Over the past few years, we have learned a few things about cannabis consumption and commerce. First, its concomitant use with opioids does nothing to reduce opioid use. Second, its use during pregnancy is increasing, and limited studies show it doubles the rate of preterm deliveries, costly conditions. Research continues regarding highway safety, neurological and other effects.
Another recent trend is the greatly increased use of THC and CBD cannabinoids by the elderly. THC availability depends on one’s location, but CBD is readily available everywhere in many forms, topical, food and drink (including beer). Its legality and regulation are murky, and it lacks studies demonstrating efficacy and safety. Its proponents swear by its efficacy to reduce pain, anxiety, insomnia and other ailments.
The Food and Drug Administration espouses that CBD needs to be subjected to extensive research and regulated, but that is likely to be years away. The question to raise is whether people, especially the elderly, are going to go through the hassle and expense of obtaining medical THC if CBD is abundantly available and works for them.
Commercial and tax revenues from THC have been far below projections in most jurisdictions. The black market remains very active, estimated at 50 percent of sales in California and 76 percent in Canada. The $1 billion in tax revenue projected by California has been revised to $360 million for the 2019-20 period. Cannabis stock prices have dropped, with a return in the 3 percent to 4 percent range.
The reason is simple; government cannabis costs about 80 percent more than that available on the open market. What it would cost the state in increased law enforcement to reduce black market sales — and how successful it would be — I have no idea. I also do not know what percentage of current user would switch to government pot at an 80 percent premium. California’s and Canada’s experiences are not encouraging in wealthier settings.
Although West Virginia’s program limits legitimate sales to medical use, it is doubtful it can count on medical insurance revenue. Well over 50 percent of the state’s population relies on federal (Medicare-Medicaid, VA) and state (PEIA) government programs to pay for patient care services and drugs. They do not pay for cannabis. This will mean that the state will have to set up a special fund to pay for cannabis for over half of its population they approve medically to receive it or the patients will pay out of pocket. In that case, it is likely most will forego the treatment, use the black market or try CBD.
Administrative, training, certification and security costs of setting up a “medical” program for a relatively small, low-income population that largely relies on federal and state resource for medical care, need to be analyzed and a policy decision made as to how their “medical” cannabis care costs will be paid.
The main question is how many West Virginians will be approved for medical THC and have the resources to buy it at 80 percent over the market rate?
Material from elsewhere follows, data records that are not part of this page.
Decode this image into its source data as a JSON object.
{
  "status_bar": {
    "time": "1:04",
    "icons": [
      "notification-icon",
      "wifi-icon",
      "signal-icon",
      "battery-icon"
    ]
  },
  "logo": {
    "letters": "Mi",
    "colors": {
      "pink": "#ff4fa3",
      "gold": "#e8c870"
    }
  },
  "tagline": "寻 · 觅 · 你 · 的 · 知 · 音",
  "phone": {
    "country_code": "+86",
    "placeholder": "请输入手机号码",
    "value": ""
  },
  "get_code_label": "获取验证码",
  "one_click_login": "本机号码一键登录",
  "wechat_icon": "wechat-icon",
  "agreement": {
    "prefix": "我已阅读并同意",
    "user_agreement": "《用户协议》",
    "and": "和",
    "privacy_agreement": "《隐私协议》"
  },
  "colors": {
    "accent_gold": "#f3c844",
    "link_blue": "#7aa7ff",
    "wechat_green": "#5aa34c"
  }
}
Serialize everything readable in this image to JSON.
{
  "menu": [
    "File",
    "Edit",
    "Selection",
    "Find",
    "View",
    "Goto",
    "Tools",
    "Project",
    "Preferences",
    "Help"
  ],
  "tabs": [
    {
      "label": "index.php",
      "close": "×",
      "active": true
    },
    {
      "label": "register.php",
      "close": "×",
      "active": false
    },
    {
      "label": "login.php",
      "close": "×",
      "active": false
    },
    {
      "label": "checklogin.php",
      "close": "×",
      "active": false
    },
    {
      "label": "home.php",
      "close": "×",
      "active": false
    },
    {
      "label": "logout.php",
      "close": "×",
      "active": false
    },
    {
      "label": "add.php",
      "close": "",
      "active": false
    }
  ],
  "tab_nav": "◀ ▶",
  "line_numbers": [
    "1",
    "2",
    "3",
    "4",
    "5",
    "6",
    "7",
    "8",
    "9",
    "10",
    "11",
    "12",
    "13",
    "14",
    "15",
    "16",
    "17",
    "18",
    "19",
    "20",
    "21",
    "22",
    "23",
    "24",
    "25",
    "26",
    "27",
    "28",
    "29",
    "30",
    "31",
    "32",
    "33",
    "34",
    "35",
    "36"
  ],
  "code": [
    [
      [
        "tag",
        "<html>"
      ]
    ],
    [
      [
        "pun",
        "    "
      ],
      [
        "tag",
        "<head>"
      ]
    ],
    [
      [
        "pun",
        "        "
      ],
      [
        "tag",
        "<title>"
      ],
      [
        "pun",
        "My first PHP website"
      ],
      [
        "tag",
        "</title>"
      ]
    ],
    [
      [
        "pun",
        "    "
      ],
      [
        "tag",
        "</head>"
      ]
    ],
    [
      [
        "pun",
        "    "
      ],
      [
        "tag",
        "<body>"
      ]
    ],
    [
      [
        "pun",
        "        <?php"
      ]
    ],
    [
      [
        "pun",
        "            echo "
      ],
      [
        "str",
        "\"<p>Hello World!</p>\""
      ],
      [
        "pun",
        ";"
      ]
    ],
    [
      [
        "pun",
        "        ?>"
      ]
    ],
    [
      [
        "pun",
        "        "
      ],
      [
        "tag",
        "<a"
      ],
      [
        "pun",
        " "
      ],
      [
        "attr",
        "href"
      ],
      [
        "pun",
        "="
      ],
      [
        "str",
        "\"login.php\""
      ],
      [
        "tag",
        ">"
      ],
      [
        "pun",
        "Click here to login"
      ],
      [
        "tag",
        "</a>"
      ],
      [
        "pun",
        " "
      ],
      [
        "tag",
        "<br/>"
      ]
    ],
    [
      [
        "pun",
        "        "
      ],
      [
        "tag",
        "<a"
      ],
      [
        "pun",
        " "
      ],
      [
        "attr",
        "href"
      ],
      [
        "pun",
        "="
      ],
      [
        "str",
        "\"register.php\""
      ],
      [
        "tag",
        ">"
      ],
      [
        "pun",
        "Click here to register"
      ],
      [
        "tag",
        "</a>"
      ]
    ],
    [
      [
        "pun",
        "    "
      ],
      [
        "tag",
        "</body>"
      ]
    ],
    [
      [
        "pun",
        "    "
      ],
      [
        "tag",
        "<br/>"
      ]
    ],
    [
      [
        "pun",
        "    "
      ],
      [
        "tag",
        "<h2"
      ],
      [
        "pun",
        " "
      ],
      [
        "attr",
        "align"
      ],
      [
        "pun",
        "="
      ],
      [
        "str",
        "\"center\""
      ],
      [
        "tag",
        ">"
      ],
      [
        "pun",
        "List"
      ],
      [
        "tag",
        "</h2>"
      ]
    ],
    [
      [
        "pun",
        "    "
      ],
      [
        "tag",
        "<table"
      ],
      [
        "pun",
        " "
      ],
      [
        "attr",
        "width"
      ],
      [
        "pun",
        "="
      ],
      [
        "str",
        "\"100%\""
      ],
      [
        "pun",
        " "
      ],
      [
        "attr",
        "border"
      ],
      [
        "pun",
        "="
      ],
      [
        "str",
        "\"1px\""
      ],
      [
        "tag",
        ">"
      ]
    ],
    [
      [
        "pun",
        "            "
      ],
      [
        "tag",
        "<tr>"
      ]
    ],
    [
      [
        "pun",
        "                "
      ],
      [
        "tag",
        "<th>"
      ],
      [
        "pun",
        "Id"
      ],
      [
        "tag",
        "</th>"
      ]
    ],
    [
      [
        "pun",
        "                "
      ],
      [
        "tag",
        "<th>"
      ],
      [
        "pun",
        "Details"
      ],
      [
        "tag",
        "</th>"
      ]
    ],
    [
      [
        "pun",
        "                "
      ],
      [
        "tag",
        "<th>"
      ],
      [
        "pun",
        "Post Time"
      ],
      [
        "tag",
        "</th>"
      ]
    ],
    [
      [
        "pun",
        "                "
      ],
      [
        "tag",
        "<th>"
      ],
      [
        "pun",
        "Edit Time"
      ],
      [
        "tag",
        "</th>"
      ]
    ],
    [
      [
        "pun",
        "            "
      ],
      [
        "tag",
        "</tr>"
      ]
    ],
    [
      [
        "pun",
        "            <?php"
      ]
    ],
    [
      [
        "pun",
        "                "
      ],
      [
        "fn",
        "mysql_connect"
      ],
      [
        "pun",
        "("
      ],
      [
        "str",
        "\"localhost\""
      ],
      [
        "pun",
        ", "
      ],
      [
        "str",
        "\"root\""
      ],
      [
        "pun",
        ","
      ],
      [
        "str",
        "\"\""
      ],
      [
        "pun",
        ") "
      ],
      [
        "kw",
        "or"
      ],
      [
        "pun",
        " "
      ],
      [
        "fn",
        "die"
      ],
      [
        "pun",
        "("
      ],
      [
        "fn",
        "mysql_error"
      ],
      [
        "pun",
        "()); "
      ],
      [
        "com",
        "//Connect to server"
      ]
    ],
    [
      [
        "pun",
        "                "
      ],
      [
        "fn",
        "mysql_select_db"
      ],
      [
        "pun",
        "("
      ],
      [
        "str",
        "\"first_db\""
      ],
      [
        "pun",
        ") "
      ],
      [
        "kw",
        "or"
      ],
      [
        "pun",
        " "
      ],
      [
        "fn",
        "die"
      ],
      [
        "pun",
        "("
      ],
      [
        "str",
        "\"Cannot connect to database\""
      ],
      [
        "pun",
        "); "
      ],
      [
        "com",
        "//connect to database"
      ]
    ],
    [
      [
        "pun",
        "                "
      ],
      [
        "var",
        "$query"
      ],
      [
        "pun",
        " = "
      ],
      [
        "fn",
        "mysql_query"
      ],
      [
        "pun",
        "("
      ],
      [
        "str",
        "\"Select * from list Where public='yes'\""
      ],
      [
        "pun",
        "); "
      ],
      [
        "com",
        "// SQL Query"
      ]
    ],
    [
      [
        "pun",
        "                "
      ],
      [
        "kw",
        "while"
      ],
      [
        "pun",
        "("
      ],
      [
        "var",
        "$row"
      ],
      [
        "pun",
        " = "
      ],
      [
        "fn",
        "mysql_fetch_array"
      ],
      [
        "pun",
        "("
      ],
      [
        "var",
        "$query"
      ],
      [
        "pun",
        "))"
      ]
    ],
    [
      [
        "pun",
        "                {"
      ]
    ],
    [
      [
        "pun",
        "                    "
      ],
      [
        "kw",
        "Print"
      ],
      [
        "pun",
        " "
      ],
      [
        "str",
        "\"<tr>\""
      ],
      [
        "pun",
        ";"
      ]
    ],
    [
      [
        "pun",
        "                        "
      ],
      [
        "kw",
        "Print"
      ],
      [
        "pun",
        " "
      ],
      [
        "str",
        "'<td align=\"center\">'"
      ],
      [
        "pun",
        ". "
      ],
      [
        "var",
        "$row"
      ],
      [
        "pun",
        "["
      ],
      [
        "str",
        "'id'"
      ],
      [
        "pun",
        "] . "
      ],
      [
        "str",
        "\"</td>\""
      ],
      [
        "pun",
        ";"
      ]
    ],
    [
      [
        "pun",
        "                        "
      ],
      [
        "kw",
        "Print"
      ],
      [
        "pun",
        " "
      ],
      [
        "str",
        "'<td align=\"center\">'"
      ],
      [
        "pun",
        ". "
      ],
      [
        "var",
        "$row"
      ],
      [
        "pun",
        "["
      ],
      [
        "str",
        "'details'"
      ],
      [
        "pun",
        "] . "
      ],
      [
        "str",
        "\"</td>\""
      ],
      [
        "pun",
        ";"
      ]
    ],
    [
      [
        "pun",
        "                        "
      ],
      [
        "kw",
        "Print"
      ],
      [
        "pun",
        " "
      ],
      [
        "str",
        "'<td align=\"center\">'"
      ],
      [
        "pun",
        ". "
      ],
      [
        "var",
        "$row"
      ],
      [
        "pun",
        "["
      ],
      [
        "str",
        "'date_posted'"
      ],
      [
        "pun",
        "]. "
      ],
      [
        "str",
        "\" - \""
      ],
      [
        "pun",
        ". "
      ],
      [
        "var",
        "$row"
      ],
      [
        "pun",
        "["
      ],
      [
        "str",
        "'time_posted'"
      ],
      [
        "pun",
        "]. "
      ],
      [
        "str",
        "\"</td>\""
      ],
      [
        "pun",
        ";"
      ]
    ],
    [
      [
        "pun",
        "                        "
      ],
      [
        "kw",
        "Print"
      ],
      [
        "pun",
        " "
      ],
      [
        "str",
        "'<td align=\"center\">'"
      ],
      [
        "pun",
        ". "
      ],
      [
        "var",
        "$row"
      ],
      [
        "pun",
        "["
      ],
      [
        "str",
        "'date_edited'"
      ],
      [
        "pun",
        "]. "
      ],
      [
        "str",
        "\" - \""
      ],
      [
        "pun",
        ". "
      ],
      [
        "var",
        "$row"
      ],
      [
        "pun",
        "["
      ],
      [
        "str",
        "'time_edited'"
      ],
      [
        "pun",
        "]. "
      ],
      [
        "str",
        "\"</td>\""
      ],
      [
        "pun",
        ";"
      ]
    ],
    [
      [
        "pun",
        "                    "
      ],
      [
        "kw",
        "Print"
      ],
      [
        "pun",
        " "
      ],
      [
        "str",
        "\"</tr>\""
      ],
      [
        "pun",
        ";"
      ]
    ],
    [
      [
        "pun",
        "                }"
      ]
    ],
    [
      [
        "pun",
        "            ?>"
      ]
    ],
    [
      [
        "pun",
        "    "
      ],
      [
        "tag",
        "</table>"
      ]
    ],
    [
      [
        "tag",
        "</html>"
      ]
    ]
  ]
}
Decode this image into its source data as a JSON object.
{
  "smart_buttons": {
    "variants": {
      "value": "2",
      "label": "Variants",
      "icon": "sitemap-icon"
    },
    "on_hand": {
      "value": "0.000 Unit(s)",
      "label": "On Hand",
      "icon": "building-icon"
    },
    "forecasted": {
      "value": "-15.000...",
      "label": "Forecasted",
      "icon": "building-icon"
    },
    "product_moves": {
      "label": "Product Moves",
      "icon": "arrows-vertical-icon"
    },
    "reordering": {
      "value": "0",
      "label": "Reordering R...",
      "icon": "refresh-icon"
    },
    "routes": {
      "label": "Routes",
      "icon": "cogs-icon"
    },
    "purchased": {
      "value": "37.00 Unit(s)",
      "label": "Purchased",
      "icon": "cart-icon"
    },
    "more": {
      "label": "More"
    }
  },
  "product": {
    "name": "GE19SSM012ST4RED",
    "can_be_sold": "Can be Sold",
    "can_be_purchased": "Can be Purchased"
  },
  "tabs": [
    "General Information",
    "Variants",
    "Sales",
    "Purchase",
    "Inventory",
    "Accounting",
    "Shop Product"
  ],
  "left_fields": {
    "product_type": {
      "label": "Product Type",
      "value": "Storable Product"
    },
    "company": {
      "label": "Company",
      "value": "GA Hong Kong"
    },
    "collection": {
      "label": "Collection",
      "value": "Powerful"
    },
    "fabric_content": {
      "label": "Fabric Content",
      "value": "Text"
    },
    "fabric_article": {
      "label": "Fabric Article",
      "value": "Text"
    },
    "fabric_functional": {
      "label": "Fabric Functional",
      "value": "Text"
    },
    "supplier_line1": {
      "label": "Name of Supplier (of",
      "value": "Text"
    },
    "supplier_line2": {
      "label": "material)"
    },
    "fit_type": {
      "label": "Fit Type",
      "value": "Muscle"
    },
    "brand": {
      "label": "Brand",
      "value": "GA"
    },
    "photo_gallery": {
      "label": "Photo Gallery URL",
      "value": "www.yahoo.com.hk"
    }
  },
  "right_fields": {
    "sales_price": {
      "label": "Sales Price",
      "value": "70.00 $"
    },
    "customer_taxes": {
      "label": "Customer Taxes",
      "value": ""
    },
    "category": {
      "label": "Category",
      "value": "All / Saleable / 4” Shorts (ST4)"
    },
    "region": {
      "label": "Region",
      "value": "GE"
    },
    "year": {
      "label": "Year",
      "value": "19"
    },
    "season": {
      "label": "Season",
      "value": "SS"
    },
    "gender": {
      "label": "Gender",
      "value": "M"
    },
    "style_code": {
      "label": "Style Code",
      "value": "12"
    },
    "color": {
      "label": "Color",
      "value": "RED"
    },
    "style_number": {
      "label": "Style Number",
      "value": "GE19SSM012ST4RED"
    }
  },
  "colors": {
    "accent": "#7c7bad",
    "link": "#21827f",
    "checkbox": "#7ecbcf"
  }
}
Secondary questions include how much the state will pay for setting up the medical program, subsidizing THC costs for the low-income populations and controlling the black market versus receiving increased tax revenue.
It’s time for a reassessment.